TASK DESCRIPTION: Your answer should consist of each line below that contains the string "JSON".

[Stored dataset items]
*****
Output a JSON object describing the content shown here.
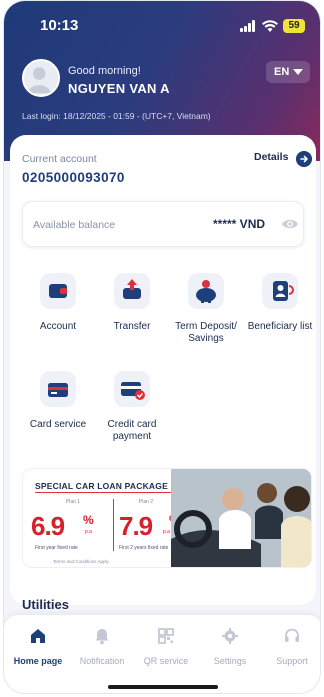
{
  "status_bar": {
    "time": "10:13",
    "battery": "59"
  },
  "header": {
    "greeting": "Good morning!",
    "user_name": "NGUYEN VAN A",
    "language": "EN",
    "last_login": "Last login: 18/12/2025 - 01:59 - (UTC+7, Vietnam)"
  },
  "account": {
    "label": "Current account",
    "number": "0205000093070",
    "details_label": "Details"
  },
  "balance": {
    "label": "Available balance",
    "value": "***** VND"
  },
  "services": [
    {
      "label": "Account",
      "icon": "wallet-icon"
    },
    {
      "label": "Transfer",
      "icon": "transfer-icon"
    },
    {
      "label": "Term Deposit/ Savings",
      "icon": "piggy-bank-icon"
    },
    {
      "label": "Beneficiary list",
      "icon": "beneficiary-icon"
    },
    {
      "label": "Card service",
      "icon": "card-icon"
    },
    {
      "label": "Credit card payment",
      "icon": "credit-card-payment-icon"
    }
  ],
  "banner": {
    "title": "SPECIAL CAR LOAN PACKAGE",
    "plan1": {
      "name": "Plan 1",
      "rate": "6.9",
      "unit": "%",
      "pa": "p.a",
      "fixed": "First year fixed rate"
    },
    "plan2": {
      "name": "Plan 2",
      "rate": "7.9",
      "unit": "%",
      "pa": "p.a",
      "fixed": "First 2 years fixed rate"
    },
    "footnote": "Terms and Conditions Apply"
  },
  "utilities_title": "Utilities",
  "bottom_nav": [
    {
      "label": "Home page",
      "icon": "home-icon",
      "active": true
    },
    {
      "label": "Notification",
      "icon": "bell-icon",
      "active": false
    },
    {
      "label": "QR service",
      "icon": "qr-icon",
      "active": false
    },
    {
      "label": "Settings",
      "icon": "gear-icon",
      "active": false
    },
    {
      "label": "Support",
      "icon": "headset-icon",
      "active": false
    }
  ],
  "colors": {
    "brand": "#1f3f7a",
    "accent_red": "#d6202a",
    "header_start": "#1f3a78",
    "header_end": "#8a2a5c"
  }
}
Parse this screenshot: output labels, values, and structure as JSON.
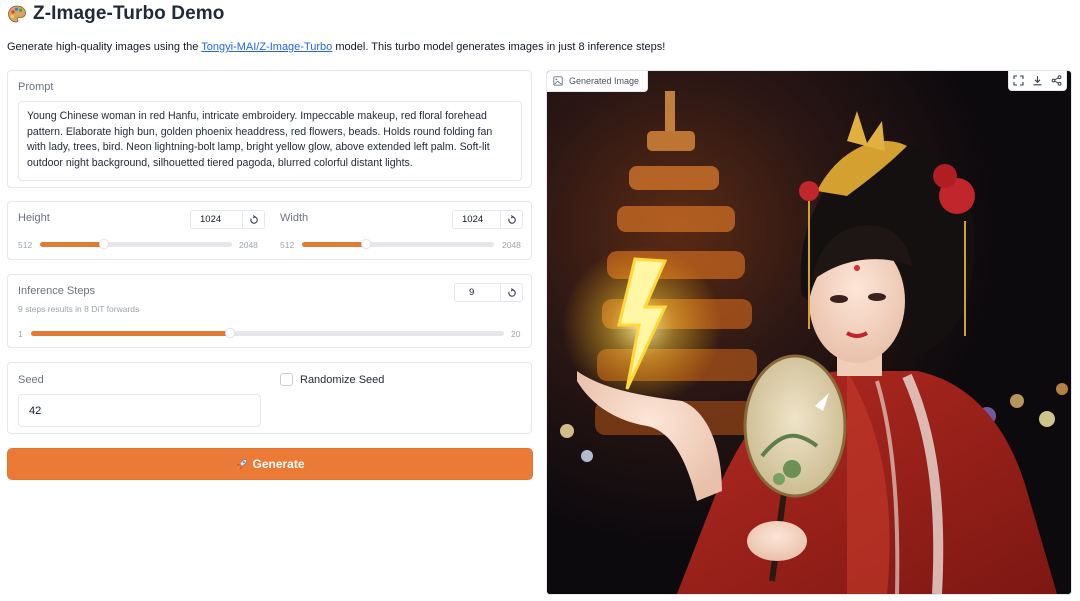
{
  "header": {
    "title": "Z-Image-Turbo Demo",
    "description_prefix": "Generate high-quality images using the ",
    "model_link": "Tongyi-MAI/Z-Image-Turbo",
    "description_suffix": " model. This turbo model generates images in just 8 inference steps!"
  },
  "prompt": {
    "label": "Prompt",
    "value": "Young Chinese woman in red Hanfu, intricate embroidery. Impeccable makeup, red floral forehead pattern. Elaborate high bun, golden phoenix headdress, red flowers, beads. Holds round folding fan with lady, trees, bird. Neon lightning-bolt lamp, bright yellow glow, above extended left palm. Soft-lit outdoor night background, silhouetted tiered pagoda, blurred colorful distant lights."
  },
  "height": {
    "label": "Height",
    "value": "1024",
    "min": "512",
    "max": "2048",
    "fill_fraction": 0.333
  },
  "width": {
    "label": "Width",
    "value": "1024",
    "min": "512",
    "max": "2048",
    "fill_fraction": 0.333
  },
  "steps": {
    "label": "Inference Steps",
    "info": "9 steps results in 8 DiT forwards",
    "value": "9",
    "min": "1",
    "max": "20",
    "fill_fraction": 0.421
  },
  "seed": {
    "label": "Seed",
    "value": "42",
    "randomize_label": "Randomize Seed",
    "randomize_checked": false
  },
  "generate": {
    "label": "Generate",
    "icon": "rocket-icon"
  },
  "output": {
    "label": "Generated Image",
    "tools": [
      "fullscreen-icon",
      "download-icon",
      "share-icon"
    ]
  },
  "colors": {
    "accent": "#ea7a35",
    "link": "#2563eb",
    "border": "#e5e7eb",
    "muted": "#6b7280"
  }
}
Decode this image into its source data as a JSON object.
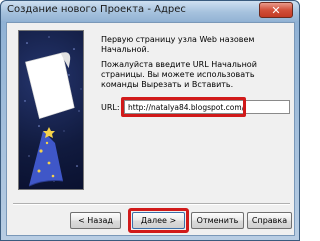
{
  "window": {
    "title": "Создание нового Проекта - Адрес",
    "close_symbol": "✕"
  },
  "content": {
    "intro_text": "Первую страницу узла Web назовем Начальной.",
    "instruction_text": "Пожалуйста введите URL Начальной страницы. Вы можете использовать команды Вырезать и Вставить.",
    "url_label": "URL:",
    "url_value": "http://natalya84.blogspot.com/"
  },
  "buttons": {
    "back": "< Назад",
    "next": "Далее >",
    "cancel": "Отменить",
    "help": "Справка"
  },
  "highlights": {
    "color": "#d11a1a"
  }
}
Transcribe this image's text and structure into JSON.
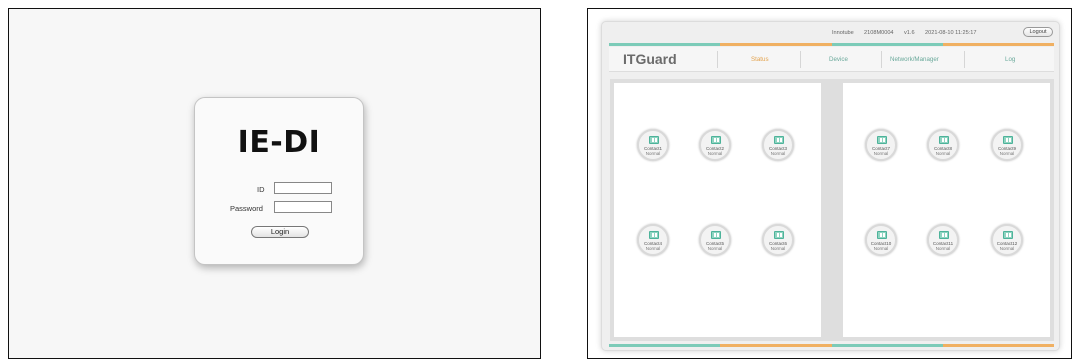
{
  "login": {
    "title": "IE-DI",
    "id_label": "ID",
    "password_label": "Password",
    "id_value": "",
    "password_value": "",
    "login_label": "Login"
  },
  "dashboard": {
    "topbar": {
      "company": "Innotube",
      "serial": "2108M0004",
      "version": "v1.6",
      "datetime": "2021-08-10 11:25:17",
      "logout_label": "Logout"
    },
    "brand": "ITGuard",
    "nav": [
      "Status",
      "Device",
      "Network/Manager",
      "Log"
    ],
    "active_nav": "Status",
    "colors": {
      "accent_teal": "#7ccbb8",
      "accent_orange": "#f0b062",
      "nav_text": "#6aa99b",
      "icon_fill": "#8fd4c1"
    },
    "contacts": [
      {
        "name": "Contact1",
        "status": "Normal"
      },
      {
        "name": "Contact2",
        "status": "Normal"
      },
      {
        "name": "Contact3",
        "status": "Normal"
      },
      {
        "name": "Contact4",
        "status": "Normal"
      },
      {
        "name": "Contact5",
        "status": "Normal"
      },
      {
        "name": "Contact6",
        "status": "Normal"
      },
      {
        "name": "Contact7",
        "status": "Normal"
      },
      {
        "name": "Contact8",
        "status": "Normal"
      },
      {
        "name": "Contact9",
        "status": "Normal"
      },
      {
        "name": "Contact10",
        "status": "Normal"
      },
      {
        "name": "Contact11",
        "status": "Normal"
      },
      {
        "name": "Contact12",
        "status": "Normal"
      }
    ]
  }
}
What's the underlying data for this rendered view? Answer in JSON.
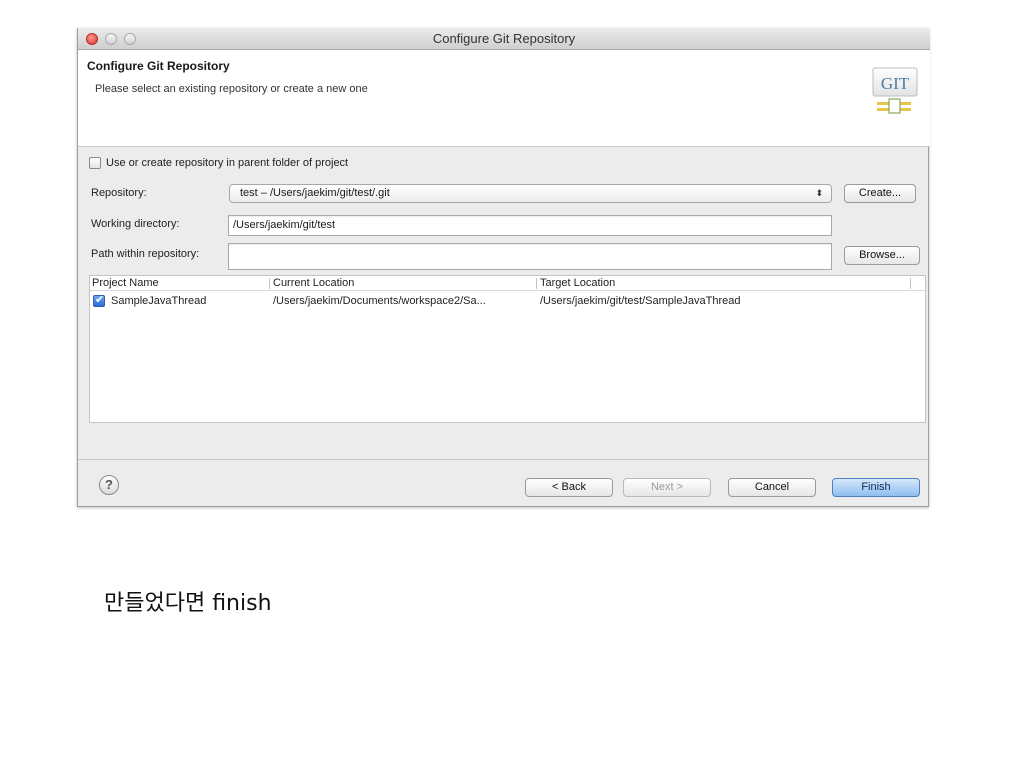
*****
FINISHED EXERCISE:
Output a JSON object describing the content shown here.
Parse this screenshot: output labels, values, and structure as JSON.
Decode this image into its source data as a JSON object.
Transcribe this image's text and structure into JSON.
What's the underlying data for this rendered view? Answer in JSON.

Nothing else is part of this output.